We hen turned east on Hwy 11 and were happily surprised by the historic and well preserved town of Schullsburg. We’ll take a look down historic and recently preserved Water Street.
The main building you see is the Brewster House
The other side of the street
Water Street Pub and Eatery
Hanler’s Unique Shops
I turned north on Hwy 23 and just as we entered Avon, hooked a right on CH K. CH K turns to the south but we kept going straight on Red Rock Rd. which offered some wonderful vistas.
We escaped and evaded through some back roads and ended up on Hwy 78 going north.
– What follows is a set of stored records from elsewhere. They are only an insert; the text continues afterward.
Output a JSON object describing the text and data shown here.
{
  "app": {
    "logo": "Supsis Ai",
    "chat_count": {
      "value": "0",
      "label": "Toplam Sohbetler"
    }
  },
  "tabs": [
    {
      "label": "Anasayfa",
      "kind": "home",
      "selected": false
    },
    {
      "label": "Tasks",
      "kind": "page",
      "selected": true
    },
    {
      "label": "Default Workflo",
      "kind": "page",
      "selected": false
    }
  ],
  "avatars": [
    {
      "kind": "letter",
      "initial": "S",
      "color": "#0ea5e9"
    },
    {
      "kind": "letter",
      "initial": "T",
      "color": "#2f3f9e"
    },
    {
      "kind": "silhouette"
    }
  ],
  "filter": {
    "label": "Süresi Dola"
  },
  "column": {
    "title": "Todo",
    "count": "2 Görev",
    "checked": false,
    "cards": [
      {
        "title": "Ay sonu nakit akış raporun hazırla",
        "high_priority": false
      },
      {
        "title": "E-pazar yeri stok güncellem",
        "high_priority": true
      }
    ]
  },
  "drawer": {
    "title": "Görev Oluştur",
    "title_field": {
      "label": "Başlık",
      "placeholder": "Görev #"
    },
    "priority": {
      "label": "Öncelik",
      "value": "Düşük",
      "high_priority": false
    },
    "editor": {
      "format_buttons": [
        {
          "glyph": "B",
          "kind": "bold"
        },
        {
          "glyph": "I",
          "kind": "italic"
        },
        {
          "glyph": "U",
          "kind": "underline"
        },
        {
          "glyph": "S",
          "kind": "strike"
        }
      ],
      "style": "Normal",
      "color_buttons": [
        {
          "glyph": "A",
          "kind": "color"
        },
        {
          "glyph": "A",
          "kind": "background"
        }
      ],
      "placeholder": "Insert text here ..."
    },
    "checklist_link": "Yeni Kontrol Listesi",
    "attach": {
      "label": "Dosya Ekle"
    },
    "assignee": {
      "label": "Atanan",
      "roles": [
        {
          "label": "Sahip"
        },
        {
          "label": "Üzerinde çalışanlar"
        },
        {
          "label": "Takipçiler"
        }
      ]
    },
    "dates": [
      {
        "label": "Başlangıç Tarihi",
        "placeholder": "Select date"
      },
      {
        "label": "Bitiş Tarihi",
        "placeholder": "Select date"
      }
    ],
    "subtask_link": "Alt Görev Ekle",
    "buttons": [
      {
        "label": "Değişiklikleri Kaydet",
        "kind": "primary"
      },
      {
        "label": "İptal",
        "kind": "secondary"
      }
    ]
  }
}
There are several geographic-geologic things in Wisconsin over which I go bonkers. Contour farming is one of them. I need to study it more, but from a visual point of view, I find great beauty in the way it is done.
We approached Argyle on Hwy 78, then hooked a left on Hwy 81 and a quick right on CH N and headed northward.
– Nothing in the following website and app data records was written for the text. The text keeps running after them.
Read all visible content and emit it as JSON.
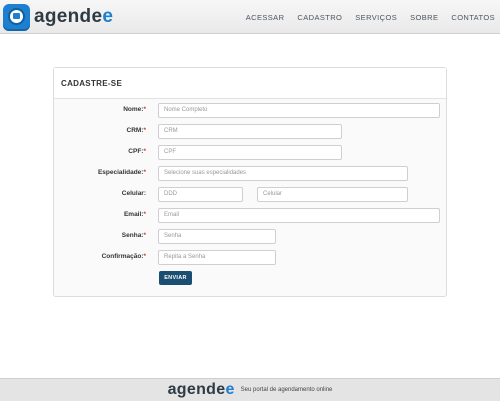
{
  "header": {
    "brand_main": "agende",
    "brand_accent": "e",
    "nav": [
      "ACESSAR",
      "CADASTRO",
      "SERVIÇOS",
      "SOBRE",
      "CONTATOS"
    ]
  },
  "form": {
    "title": "CADASTRE-SE",
    "fields": {
      "nome": {
        "label": "Nome:",
        "required": "*",
        "placeholder": "Nome Completo"
      },
      "crm": {
        "label": "CRM:",
        "required": "*",
        "placeholder": "CRM"
      },
      "cpf": {
        "label": "CPF:",
        "required": "*",
        "placeholder": "CPF"
      },
      "especialidade": {
        "label": "Especialidade:",
        "required": "*",
        "placeholder": "Selecione suas especialidades"
      },
      "celular": {
        "label": "Celular:",
        "ddd_placeholder": "DDD",
        "placeholder": "Celular"
      },
      "email": {
        "label": "Email:",
        "required": "*",
        "placeholder": "Email"
      },
      "senha": {
        "label": "Senha:",
        "required": "*",
        "placeholder": "Senha"
      },
      "confirmacao": {
        "label": "Confirmação:",
        "required": "*",
        "placeholder": "Repita a Senha"
      }
    },
    "submit_label": "ENVIAR"
  },
  "footer": {
    "brand_main": "agende",
    "brand_accent": "e",
    "tagline": "Seu portal de agendamento online"
  },
  "colors": {
    "brand_blue": "#1e7fd0",
    "button": "#1b4f72",
    "required": "#c0392b"
  }
}
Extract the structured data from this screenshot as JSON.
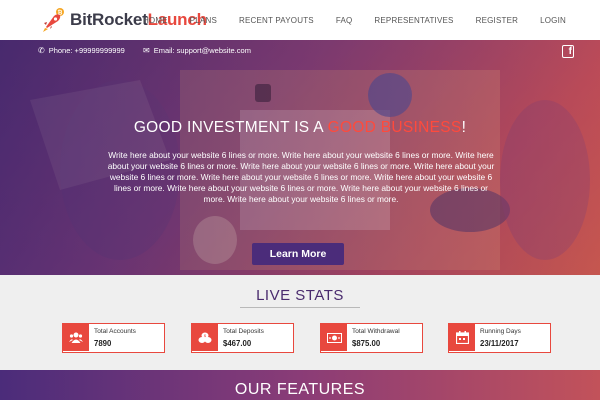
{
  "brand": {
    "name_part1": "BitRocket",
    "name_part2": "Launch",
    "accent": "#e8483e",
    "primary": "#4b2c7a"
  },
  "nav": {
    "items": [
      {
        "label": "HOME"
      },
      {
        "label": "PLANS"
      },
      {
        "label": "RECENT PAYOUTS"
      },
      {
        "label": "FAQ"
      },
      {
        "label": "REPRESENTATIVES"
      },
      {
        "label": "REGISTER"
      },
      {
        "label": "LOGIN"
      }
    ]
  },
  "topbar": {
    "phone": "Phone: +99999999999",
    "email": "Email: support@website.com",
    "social_icon": "facebook-icon"
  },
  "hero": {
    "headline_start": "GOOD INVESTMENT IS A ",
    "headline_highlight": "GOOD BUSINESS",
    "headline_end": "!",
    "description": "Write here about your website 6 lines or more. Write here about your website 6 lines or more. Write here about your website 6 lines or more. Write here about your website 6 lines or more. Write here about your website 6 lines or more. Write here about your website 6 lines or more. Write here about your website 6 lines or more. Write here about your website 6 lines or more. Write here about your website 6 lines or more. Write here about your website 6 lines or more.",
    "cta_label": "Learn More"
  },
  "stats": {
    "title": "LIVE STATS",
    "cards": [
      {
        "label": "Total Accounts",
        "value": "7890",
        "icon": "users-icon"
      },
      {
        "label": "Total Deposits",
        "value": "$467.00",
        "icon": "coins-icon"
      },
      {
        "label": "Total Withdrawal",
        "value": "$875.00",
        "icon": "money-icon"
      },
      {
        "label": "Running Days",
        "value": "23/11/2017",
        "icon": "calendar-icon"
      }
    ]
  },
  "features": {
    "title": "OUR FEATURES"
  }
}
We soon came upon Yellowstone Lake Park heading west on Lake Rd. off of CH N. Entering the lake park was beautiful.
During our visit, the lake was about as serene as one could hope.
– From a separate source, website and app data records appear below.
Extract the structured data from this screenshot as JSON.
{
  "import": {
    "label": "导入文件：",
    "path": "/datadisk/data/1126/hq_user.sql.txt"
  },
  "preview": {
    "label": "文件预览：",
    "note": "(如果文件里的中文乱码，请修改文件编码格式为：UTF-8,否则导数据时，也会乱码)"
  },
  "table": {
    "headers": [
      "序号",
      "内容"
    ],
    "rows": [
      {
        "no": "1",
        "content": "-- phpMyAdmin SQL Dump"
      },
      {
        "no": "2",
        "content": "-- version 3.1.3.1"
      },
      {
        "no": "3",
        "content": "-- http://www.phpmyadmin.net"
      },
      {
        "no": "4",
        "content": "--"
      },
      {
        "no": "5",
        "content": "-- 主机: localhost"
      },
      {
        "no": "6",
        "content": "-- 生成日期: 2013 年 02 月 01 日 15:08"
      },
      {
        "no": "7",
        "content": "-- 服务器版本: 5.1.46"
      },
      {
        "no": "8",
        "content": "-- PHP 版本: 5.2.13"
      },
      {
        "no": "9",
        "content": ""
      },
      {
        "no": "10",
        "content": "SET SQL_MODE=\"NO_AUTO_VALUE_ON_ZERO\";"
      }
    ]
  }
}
We exited the park, headed back out to CH N, kept on northward and crossed into Iowa County on CH K toward Hollandale. I was completely overtaken by the beauty of the scenery off CH K. I’ll share some of it.
I’m also a nut for barns, no matter in what shape they’re in!
And I admire greatly the farmers who work countless hours at their craft.
I was supposed to be heading back to Wausau, but when I spot a neat narrow gravel road that looks interesting, well, I divert.
This one attracted me for the rock formations I saw along its side. This is somewhere near the town of Brigham.
Okay, got to head home. We came up to Hwy 151 and took it eastward toward Mount Holeb. But oops, I saw a sign pointing to Blue Mounds State Park near the town of Blue Mounds, just to the north of Hwy 151, so in there I went, and I’m glad I did. She is a pretty good sized state park, mostly covered with forest, very close to the border with Dane County, but elevated wit some great views into Dane County. Mapquest shows the town of Blue Mounds in Dane County, but the park in Iowa County.
As we walked into this section of the park, which I believe is called “Mounds View,” I could see straight ahead, in the center of this photo, a wide view of the land below in Dane County. The Mounds View is really on the edge of the county line between Iowa and Dane Counties.
A fabulous view below. Too bad Madison could not be seen from here --- would be a great artillery position! Ha! Just kiddin’ guys and ladies of the Wisconsin government. Well, not totally kidding.
As we came down from Blue Mounds, I spotted another one of my weaknesses, a super clump of Weeping Willow trees.
Okay, time started running short, and I needed to hit the road home to Wausau.
My wife, a native of Wausau who left to go to college, and now is back in Wausau, has commented to me several times that one of the things she remembers the most as a child growing up in Wisconsin is that it presented greens as beautifully as any place she has ever seen, and she has traveled around the world This photo surely bears that out.
We kept heading northward through eastern Iowa County before making the turn to get to I-39 for the fast ride home. But somewhere close to Arena, Wisconsin, I spotted this round barn. These guys are hard to find anymore. Like I said, I’m a softie for barns, especially old round ones.